It's always been a family affair at
, but the ties are riven after one of the clan pleaded no contest to domestic abuse charges.
Two weeks ago, Franklin cut ties with the firm's former co-president, Charles E. Johnson, after he entered a plea agreement over allegations he brutalized his wife at the couple's home last October. Johnson is the son of the fund company's co-chairman, Charles B. Johnson.
The company, which has 9.6 million customers and $248 billion in assets under management, has said little about the incident and Johnson's June 12 plea agreement with California prosecutors.
A company spokeswoman's only comment was that Johnson's "administrative leave" from Franklin ended on the day the deal was struck. She also noted that the company quickly moved to distance itself from Johnson once the allegations of spousal abuse came to light.
Johnson resigned from his post at Franklin last October, after San Mateo police arrested him following an incident in which his now-estranged wife, Melodie, was beaten so badly that the orbital bones surrounding one of her eyes were fractured. The company placed Johnson on an administrative leave shortly after the arrest.
A company spokeswoman on Tuesday declined to comment on whether Franklin continued to pay Johnson during his leave of absence. The spokeswoman said the issue is a private matter.
In 2001, the most recent information available from the company, Johnson earned $1.18 million in salary and bonuses at Franklin. As of last summer, he owned approximately 300,000 shares of the company's stock, worth about $11.7 million at Franklin's current $39-a-share price.
A 2001 proxy statement also reports that Johnson had options to purchase an additional 123,781 shares. It's not known what happened to those options.
Several Wall Street analysts said the company acquitted itself as well as could be expected in the incident by quickly pushing Johnson aside despite his family ties.
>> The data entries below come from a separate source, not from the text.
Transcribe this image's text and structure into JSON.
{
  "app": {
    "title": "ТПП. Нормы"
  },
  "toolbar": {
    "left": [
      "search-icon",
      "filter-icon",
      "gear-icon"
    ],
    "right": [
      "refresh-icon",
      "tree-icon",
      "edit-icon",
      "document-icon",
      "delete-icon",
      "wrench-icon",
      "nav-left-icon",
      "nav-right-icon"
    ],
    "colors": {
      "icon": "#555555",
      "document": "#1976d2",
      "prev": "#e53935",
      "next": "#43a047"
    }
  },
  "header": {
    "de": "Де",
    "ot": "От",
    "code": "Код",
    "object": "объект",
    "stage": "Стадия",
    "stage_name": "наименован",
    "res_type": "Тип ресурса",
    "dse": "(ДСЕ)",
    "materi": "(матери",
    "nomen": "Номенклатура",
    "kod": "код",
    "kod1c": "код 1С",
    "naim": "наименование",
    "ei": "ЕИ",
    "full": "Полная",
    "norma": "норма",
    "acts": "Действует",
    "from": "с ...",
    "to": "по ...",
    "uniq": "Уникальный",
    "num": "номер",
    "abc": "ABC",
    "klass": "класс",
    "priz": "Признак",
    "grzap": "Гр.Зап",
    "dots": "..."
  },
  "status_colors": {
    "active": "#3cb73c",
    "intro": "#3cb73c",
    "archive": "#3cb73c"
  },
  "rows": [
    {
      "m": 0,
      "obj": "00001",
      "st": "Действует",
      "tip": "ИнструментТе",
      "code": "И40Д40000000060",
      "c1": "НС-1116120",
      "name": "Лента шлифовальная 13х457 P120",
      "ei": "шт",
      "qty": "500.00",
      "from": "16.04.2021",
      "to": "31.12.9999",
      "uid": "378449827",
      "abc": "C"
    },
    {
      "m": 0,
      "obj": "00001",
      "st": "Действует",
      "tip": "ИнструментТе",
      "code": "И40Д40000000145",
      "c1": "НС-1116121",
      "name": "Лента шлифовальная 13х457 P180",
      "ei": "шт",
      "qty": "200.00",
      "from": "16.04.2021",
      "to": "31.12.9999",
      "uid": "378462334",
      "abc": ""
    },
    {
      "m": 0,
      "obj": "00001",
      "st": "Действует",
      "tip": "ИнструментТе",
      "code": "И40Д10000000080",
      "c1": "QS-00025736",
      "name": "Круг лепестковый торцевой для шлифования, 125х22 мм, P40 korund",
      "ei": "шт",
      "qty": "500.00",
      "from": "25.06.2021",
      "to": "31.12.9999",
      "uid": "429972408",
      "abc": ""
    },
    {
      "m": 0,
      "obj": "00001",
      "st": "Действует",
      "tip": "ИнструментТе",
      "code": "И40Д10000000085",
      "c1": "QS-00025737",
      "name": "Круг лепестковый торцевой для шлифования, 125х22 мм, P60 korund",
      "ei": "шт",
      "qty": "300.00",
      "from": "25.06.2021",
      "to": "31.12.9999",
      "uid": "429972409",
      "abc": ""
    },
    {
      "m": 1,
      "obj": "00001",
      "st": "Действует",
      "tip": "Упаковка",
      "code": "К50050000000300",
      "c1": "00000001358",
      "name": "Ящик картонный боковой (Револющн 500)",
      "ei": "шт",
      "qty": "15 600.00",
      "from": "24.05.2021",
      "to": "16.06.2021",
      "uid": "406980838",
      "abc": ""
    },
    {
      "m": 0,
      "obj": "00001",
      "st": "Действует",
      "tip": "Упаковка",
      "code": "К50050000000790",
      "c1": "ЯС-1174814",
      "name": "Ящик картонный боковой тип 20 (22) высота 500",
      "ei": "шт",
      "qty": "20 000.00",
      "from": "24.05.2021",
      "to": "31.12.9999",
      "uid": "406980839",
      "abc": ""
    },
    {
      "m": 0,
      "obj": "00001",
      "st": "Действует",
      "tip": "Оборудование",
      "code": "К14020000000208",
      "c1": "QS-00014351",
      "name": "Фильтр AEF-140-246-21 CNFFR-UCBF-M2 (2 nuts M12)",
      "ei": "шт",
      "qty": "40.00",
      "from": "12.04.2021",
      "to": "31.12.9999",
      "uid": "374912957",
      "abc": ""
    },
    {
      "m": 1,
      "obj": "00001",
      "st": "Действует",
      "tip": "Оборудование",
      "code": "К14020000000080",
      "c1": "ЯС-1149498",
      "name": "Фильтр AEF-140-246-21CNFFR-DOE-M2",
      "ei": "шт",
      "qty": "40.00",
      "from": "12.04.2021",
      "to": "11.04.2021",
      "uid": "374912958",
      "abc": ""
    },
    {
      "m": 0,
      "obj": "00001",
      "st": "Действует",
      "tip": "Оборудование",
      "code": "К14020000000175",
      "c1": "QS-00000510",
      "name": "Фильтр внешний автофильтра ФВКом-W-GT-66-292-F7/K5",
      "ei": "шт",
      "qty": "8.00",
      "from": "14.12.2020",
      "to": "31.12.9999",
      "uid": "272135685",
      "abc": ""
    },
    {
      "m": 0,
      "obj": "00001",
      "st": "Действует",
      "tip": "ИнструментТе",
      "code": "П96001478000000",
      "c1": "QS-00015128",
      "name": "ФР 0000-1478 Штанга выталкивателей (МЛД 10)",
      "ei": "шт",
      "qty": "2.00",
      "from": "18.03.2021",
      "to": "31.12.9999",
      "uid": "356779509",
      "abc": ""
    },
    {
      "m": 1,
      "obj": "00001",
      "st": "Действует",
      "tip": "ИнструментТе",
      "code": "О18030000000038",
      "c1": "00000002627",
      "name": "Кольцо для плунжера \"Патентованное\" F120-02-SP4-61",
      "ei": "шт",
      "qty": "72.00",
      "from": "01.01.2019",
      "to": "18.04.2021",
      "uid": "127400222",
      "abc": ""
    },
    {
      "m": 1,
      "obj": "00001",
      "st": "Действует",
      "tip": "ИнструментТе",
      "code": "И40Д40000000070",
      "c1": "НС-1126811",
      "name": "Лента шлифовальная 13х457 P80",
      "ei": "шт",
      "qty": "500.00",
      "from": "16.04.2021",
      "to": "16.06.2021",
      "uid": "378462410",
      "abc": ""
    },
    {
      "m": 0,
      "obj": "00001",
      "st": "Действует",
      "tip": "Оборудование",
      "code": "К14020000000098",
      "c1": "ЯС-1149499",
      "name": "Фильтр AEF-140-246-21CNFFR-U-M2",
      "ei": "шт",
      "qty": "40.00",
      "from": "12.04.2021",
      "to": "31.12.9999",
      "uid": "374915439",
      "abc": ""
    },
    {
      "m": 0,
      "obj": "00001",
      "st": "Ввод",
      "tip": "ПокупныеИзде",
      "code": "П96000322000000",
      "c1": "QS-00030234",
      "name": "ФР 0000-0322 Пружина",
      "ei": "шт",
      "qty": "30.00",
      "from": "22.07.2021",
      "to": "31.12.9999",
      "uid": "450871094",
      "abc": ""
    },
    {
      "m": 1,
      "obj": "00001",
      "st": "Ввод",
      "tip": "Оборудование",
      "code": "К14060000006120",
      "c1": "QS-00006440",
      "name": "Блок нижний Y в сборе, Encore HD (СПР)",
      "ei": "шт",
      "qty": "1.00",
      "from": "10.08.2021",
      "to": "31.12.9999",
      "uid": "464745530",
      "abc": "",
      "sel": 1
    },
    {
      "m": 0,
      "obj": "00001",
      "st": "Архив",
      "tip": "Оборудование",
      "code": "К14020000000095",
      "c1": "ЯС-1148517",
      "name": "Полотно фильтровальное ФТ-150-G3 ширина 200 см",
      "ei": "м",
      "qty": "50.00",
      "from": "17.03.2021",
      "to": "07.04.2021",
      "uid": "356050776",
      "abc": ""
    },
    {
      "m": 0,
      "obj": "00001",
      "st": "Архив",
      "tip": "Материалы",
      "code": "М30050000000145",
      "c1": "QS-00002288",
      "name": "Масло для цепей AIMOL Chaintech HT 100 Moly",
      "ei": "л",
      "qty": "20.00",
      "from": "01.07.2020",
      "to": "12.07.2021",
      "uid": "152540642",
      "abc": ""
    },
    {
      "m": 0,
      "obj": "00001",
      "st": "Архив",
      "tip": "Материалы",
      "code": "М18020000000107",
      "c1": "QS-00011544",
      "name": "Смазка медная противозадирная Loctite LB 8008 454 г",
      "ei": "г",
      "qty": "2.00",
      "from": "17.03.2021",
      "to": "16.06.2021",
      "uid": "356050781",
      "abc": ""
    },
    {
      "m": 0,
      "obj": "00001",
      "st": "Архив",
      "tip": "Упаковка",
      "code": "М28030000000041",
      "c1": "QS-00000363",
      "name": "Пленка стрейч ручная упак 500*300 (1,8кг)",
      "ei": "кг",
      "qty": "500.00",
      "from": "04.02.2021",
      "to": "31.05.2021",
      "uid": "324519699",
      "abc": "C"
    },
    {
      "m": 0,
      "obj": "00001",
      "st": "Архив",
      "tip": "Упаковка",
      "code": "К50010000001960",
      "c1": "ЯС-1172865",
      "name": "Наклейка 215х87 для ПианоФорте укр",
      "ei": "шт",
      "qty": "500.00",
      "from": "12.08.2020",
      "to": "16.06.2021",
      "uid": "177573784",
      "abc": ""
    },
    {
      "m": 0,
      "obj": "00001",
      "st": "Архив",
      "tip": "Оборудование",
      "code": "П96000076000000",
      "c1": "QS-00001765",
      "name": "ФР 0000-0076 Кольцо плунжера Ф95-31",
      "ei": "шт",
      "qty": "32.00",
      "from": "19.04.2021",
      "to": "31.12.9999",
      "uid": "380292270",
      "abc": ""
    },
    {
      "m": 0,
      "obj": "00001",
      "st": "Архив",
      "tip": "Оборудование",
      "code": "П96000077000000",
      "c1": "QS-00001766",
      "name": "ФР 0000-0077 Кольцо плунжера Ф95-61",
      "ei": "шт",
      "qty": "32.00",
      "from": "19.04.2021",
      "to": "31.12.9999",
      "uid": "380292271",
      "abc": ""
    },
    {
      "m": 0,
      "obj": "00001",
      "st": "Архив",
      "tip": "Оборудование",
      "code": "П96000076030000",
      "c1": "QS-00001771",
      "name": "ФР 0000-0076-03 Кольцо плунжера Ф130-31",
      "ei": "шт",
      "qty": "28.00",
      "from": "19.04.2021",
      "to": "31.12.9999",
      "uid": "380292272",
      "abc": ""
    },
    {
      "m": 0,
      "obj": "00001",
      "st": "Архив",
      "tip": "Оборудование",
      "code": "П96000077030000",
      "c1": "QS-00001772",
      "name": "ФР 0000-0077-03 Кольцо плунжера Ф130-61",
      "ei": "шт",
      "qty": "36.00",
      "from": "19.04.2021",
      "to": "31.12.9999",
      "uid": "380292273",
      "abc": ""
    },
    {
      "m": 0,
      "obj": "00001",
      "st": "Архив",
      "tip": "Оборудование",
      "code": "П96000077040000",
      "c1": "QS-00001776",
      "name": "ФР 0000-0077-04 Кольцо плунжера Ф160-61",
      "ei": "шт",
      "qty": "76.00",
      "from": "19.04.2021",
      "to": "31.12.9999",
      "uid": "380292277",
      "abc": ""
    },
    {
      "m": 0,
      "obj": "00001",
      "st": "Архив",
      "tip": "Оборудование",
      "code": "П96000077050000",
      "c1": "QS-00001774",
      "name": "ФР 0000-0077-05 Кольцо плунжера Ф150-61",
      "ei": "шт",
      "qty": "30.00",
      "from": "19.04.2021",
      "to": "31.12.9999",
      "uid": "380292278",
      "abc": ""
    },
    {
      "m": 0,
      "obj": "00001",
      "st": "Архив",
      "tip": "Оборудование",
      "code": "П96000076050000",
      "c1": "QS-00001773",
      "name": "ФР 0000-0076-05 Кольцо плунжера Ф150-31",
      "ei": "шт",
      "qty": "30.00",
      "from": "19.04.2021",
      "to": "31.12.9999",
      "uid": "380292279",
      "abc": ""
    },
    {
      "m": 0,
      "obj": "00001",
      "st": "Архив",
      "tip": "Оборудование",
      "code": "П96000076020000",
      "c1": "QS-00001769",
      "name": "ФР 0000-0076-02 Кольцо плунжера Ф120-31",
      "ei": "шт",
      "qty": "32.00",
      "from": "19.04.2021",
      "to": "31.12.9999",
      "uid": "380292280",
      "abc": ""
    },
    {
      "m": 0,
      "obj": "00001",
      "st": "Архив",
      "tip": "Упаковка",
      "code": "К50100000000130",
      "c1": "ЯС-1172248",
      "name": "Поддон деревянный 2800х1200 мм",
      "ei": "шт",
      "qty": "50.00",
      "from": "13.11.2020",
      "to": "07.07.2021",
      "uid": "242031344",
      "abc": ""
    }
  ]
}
Franklin was founded in 1947 by Johnson's grandfather Rupert Johnson Sr. Besides his father, the chairman, his uncle, Rupert Johnson Jr., is vice chairman, while his brother, Gregory, is co-president of the firm.
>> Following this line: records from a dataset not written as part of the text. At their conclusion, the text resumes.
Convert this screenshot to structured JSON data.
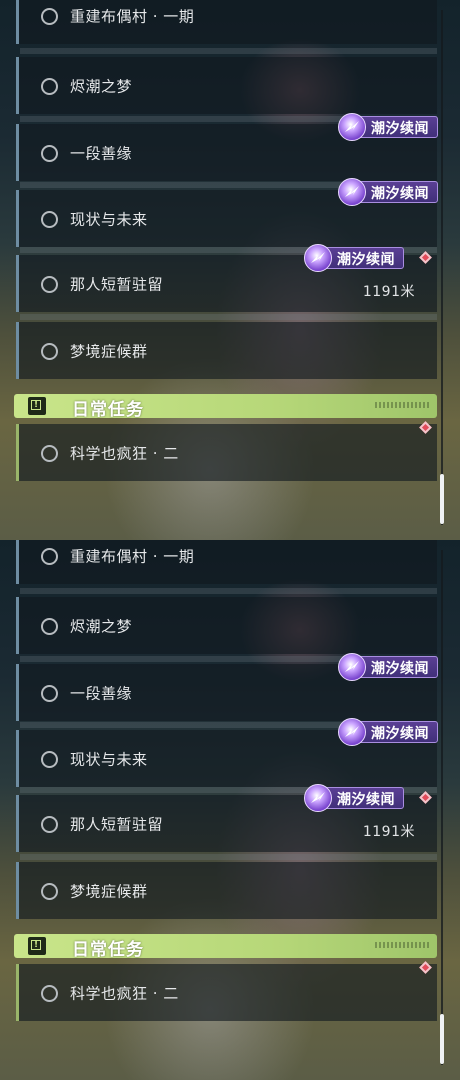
{
  "panels": [
    {
      "quests": [
        {
          "title": "重建布偶村 · 一期"
        },
        {
          "title": "烬潮之梦"
        },
        {
          "title": "一段善缘",
          "badge": "潮汐续闻"
        },
        {
          "title": "现状与未来",
          "badge": "潮汐续闻"
        },
        {
          "title": "那人短暂驻留",
          "badge": "潮汐续闻",
          "distance": "1191米"
        },
        {
          "title": "梦境症候群"
        }
      ],
      "daily": {
        "header": "日常任务",
        "quest": "科学也疯狂 · 二"
      },
      "scroll_position": 0.95
    },
    {
      "quests": [
        {
          "title": "重建布偶村 · 一期"
        },
        {
          "title": "烬潮之梦"
        },
        {
          "title": "一段善缘",
          "badge": "潮汐续闻"
        },
        {
          "title": "现状与未来",
          "badge": "潮汐续闻"
        },
        {
          "title": "那人短暂驻留",
          "badge": "潮汐续闻",
          "distance": "1191米"
        },
        {
          "title": "梦境症候群"
        }
      ],
      "daily": {
        "header": "日常任务",
        "quest": "科学也疯狂 · 二"
      },
      "scroll_position": 0.95
    }
  ],
  "colors": {
    "daily_accent": "#c9e58a",
    "badge_purple": "#4a3486",
    "tracking_marker": "#e04b5a"
  },
  "icons": [
    "circle-ring-icon",
    "tide-badge-icon",
    "daily-quest-icon",
    "tracking-diamond-icon"
  ]
}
"These guys did exactly what you would hope they would do,'' said Mark Constant, a Lehman Brothers financial services analyst.
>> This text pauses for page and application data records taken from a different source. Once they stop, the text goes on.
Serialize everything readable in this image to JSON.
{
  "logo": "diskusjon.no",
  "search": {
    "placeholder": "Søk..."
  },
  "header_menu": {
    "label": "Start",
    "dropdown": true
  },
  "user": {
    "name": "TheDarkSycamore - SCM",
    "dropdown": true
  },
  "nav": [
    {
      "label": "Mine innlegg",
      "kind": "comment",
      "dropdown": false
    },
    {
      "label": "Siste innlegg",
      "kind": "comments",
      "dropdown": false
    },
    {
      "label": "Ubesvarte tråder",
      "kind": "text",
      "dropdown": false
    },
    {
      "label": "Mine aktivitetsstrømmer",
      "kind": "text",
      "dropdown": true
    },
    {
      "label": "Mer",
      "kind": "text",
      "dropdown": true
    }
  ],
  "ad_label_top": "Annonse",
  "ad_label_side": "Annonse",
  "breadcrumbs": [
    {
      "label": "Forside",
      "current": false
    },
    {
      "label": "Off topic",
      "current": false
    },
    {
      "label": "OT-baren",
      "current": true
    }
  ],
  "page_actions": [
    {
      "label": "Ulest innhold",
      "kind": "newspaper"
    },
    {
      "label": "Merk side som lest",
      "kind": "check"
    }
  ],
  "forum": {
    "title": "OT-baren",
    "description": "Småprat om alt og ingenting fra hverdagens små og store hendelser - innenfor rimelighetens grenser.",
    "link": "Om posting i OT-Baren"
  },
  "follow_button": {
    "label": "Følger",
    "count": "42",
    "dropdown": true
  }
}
William Katz, a Putnam Lovell analyst, said he was glad the company "didn't look the other way because he was a Johnson.''
Johnson, meanwhile, could be sentenced to up to a year in jail under the plea agreement. His attorney could not be reached for comment.
Johnson and his wife are in the process of getting divorced.